_What you need to do_
The entries are to be written out again with no differences.

_Material provided_
◆ ◆ ◆ ◆

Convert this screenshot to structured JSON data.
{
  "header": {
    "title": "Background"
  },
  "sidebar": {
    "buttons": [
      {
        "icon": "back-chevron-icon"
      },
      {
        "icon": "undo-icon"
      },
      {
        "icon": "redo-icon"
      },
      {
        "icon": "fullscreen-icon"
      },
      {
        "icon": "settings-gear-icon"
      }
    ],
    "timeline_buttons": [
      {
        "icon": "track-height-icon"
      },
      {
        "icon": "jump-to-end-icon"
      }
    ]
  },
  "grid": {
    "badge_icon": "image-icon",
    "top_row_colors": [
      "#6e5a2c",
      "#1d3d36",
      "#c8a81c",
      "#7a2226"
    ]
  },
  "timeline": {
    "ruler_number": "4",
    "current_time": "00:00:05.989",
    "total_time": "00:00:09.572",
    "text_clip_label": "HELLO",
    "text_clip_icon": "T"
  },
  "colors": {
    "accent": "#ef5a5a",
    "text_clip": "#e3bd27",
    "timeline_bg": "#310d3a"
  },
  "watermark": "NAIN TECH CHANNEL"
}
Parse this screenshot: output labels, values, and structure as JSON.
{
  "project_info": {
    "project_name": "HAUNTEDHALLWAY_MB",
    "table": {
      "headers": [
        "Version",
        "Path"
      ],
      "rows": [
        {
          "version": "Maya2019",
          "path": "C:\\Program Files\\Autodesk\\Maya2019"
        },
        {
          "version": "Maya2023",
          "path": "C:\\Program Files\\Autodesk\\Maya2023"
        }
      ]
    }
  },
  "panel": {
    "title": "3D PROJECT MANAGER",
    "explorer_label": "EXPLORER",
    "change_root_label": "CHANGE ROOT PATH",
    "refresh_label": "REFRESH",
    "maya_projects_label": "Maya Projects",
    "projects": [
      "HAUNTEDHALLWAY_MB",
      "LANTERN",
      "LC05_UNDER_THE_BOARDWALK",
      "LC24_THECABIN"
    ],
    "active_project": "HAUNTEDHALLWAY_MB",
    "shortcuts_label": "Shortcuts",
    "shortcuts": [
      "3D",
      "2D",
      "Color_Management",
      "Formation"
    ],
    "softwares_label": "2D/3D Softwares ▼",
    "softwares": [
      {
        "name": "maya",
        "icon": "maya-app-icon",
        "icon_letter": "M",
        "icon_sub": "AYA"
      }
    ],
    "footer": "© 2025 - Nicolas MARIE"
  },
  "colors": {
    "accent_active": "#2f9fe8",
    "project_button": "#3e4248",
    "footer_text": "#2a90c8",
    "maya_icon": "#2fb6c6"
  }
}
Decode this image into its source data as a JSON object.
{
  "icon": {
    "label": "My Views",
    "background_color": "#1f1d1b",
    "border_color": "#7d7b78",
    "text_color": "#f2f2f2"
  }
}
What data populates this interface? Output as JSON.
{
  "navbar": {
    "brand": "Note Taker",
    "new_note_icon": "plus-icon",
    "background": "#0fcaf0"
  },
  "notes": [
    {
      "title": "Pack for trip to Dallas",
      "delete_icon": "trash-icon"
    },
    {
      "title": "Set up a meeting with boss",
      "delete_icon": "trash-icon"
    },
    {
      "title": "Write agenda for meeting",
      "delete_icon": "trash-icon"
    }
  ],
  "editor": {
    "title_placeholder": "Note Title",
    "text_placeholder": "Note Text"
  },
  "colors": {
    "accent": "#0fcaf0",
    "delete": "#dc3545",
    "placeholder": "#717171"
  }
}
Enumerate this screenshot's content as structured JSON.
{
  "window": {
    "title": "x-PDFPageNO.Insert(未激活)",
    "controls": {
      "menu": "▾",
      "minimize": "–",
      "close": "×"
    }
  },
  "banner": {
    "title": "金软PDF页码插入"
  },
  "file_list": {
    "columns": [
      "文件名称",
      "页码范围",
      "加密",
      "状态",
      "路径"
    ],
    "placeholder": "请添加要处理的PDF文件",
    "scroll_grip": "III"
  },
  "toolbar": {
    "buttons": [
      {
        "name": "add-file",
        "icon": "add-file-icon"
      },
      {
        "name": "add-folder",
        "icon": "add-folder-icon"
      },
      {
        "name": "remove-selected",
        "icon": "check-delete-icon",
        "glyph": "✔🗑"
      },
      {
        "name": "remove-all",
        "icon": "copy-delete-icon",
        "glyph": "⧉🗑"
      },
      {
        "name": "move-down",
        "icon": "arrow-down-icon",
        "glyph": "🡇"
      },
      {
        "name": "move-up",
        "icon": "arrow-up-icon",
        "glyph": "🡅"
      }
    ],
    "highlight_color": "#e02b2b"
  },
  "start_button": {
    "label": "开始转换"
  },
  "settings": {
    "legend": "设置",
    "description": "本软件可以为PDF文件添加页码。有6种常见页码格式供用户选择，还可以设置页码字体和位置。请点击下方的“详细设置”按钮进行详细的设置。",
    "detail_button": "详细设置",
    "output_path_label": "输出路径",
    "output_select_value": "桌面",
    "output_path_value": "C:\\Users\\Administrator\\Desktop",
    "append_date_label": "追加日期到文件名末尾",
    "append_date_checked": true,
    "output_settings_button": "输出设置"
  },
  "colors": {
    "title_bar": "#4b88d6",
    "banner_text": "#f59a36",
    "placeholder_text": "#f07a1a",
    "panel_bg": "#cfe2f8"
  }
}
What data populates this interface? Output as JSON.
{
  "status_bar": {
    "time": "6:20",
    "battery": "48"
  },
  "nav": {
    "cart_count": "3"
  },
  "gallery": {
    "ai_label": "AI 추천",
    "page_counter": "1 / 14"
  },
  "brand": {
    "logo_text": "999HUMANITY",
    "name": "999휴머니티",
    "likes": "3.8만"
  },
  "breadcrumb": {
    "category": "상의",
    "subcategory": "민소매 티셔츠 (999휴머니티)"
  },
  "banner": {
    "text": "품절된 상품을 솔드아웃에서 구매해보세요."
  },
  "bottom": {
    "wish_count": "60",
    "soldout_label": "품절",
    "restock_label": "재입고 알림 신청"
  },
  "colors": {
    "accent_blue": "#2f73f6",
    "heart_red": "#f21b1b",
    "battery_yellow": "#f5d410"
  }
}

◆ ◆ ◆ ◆

_Response for this exercise_
Convert this screenshot to structured JSON data.
{
  "header": {
    "title": "Background"
  },
  "sidebar": {
    "buttons": [
      {
        "icon": "back-chevron-icon"
      },
      {
        "icon": "undo-icon"
      },
      {
        "icon": "redo-icon"
      },
      {
        "icon": "fullscreen-icon"
      },
      {
        "icon": "settings-gear-icon"
      }
    ],
    "timeline_buttons": [
      {
        "icon": "track-height-icon"
      },
      {
        "icon": "jump-to-end-icon"
      }
    ]
  },
  "grid": {
    "badge_icon": "image-icon",
    "top_row_colors": [
      "#6e5a2c",
      "#1d3d36",
      "#c8a81c",
      "#7a2226"
    ]
  },
  "timeline": {
    "ruler_number": "4",
    "current_time": "00:00:05.989",
    "total_time": "00:00:09.572",
    "text_clip_label": "HELLO",
    "text_clip_icon": "T"
  },
  "colors": {
    "accent": "#ef5a5a",
    "text_clip": "#e3bd27",
    "timeline_bg": "#310d3a"
  },
  "watermark": "NAIN TECH CHANNEL"
}
Parse this screenshot: output labels, values, and structure as JSON.
{
  "project_info": {
    "project_name": "HAUNTEDHALLWAY_MB",
    "table": {
      "headers": [
        "Version",
        "Path"
      ],
      "rows": [
        {
          "version": "Maya2019",
          "path": "C:\\Program Files\\Autodesk\\Maya2019"
        },
        {
          "version": "Maya2023",
          "path": "C:\\Program Files\\Autodesk\\Maya2023"
        }
      ]
    }
  },
  "panel": {
    "title": "3D PROJECT MANAGER",
    "explorer_label": "EXPLORER",
    "change_root_label": "CHANGE ROOT PATH",
    "refresh_label": "REFRESH",
    "maya_projects_label": "Maya Projects",
    "projects": [
      "HAUNTEDHALLWAY_MB",
      "LANTERN",
      "LC05_UNDER_THE_BOARDWALK",
      "LC24_THECABIN"
    ],
    "active_project": "HAUNTEDHALLWAY_MB",
    "shortcuts_label": "Shortcuts",
    "shortcuts": [
      "3D",
      "2D",
      "Color_Management",
      "Formation"
    ],
    "softwares_label": "2D/3D Softwares ▼",
    "softwares": [
      {
        "name": "maya",
        "icon": "maya-app-icon",
        "icon_letter": "M",
        "icon_sub": "AYA"
      }
    ],
    "footer": "© 2025 - Nicolas MARIE"
  },
  "colors": {
    "accent_active": "#2f9fe8",
    "project_button": "#3e4248",
    "footer_text": "#2a90c8",
    "maya_icon": "#2fb6c6"
  }
}
Decode this image into its source data as a JSON object.
{
  "icon": {
    "label": "My Views",
    "background_color": "#1f1d1b",
    "border_color": "#7d7b78",
    "text_color": "#f2f2f2"
  }
}
What data populates this interface? Output as JSON.
{
  "navbar": {
    "brand": "Note Taker",
    "new_note_icon": "plus-icon",
    "background": "#0fcaf0"
  },
  "notes": [
    {
      "title": "Pack for trip to Dallas",
      "delete_icon": "trash-icon"
    },
    {
      "title": "Set up a meeting with boss",
      "delete_icon": "trash-icon"
    },
    {
      "title": "Write agenda for meeting",
      "delete_icon": "trash-icon"
    }
  ],
  "editor": {
    "title_placeholder": "Note Title",
    "text_placeholder": "Note Text"
  },
  "colors": {
    "accent": "#0fcaf0",
    "delete": "#dc3545",
    "placeholder": "#717171"
  }
}
Enumerate this screenshot's content as structured JSON.
{
  "window": {
    "title": "x-PDFPageNO.Insert(未激活)",
    "controls": {
      "menu": "▾",
      "minimize": "–",
      "close": "×"
    }
  },
  "banner": {
    "title": "金软PDF页码插入"
  },
  "file_list": {
    "columns": [
      "文件名称",
      "页码范围",
      "加密",
      "状态",
      "路径"
    ],
    "placeholder": "请添加要处理的PDF文件",
    "scroll_grip": "III"
  },
  "toolbar": {
    "buttons": [
      {
        "name": "add-file",
        "icon": "add-file-icon"
      },
      {
        "name": "add-folder",
        "icon": "add-folder-icon"
      },
      {
        "name": "remove-selected",
        "icon": "check-delete-icon",
        "glyph": "✔🗑"
      },
      {
        "name": "remove-all",
        "icon": "copy-delete-icon",
        "glyph": "⧉🗑"
      },
      {
        "name": "move-down",
        "icon": "arrow-down-icon",
        "glyph": "🡇"
      },
      {
        "name": "move-up",
        "icon": "arrow-up-icon",
        "glyph": "🡅"
      }
    ],
    "highlight_color": "#e02b2b"
  },
  "start_button": {
    "label": "开始转换"
  },
  "settings": {
    "legend": "设置",
    "description": "本软件可以为PDF文件添加页码。有6种常见页码格式供用户选择，还可以设置页码字体和位置。请点击下方的“详细设置”按钮进行详细的设置。",
    "detail_button": "详细设置",
    "output_path_label": "输出路径",
    "output_select_value": "桌面",
    "output_path_value": "C:\\Users\\Administrator\\Desktop",
    "append_date_label": "追加日期到文件名末尾",
    "append_date_checked": true,
    "output_settings_button": "输出设置"
  },
  "colors": {
    "title_bar": "#4b88d6",
    "banner_text": "#f59a36",
    "placeholder_text": "#f07a1a",
    "panel_bg": "#cfe2f8"
  }
}
What data populates this interface? Output as JSON.
{
  "status_bar": {
    "time": "6:20",
    "battery": "48"
  },
  "nav": {
    "cart_count": "3"
  },
  "gallery": {
    "ai_label": "AI 추천",
    "page_counter": "1 / 14"
  },
  "brand": {
    "logo_text": "999HUMANITY",
    "name": "999휴머니티",
    "likes": "3.8만"
  },
  "breadcrumb": {
    "category": "상의",
    "subcategory": "민소매 티셔츠 (999휴머니티)"
  },
  "banner": {
    "text": "품절된 상품을 솔드아웃에서 구매해보세요."
  },
  "bottom": {
    "wish_count": "60",
    "soldout_label": "품절",
    "restock_label": "재입고 알림 신청"
  },
  "colors": {
    "accent_blue": "#2f73f6",
    "heart_red": "#f21b1b",
    "battery_yellow": "#f5d410"
  }
}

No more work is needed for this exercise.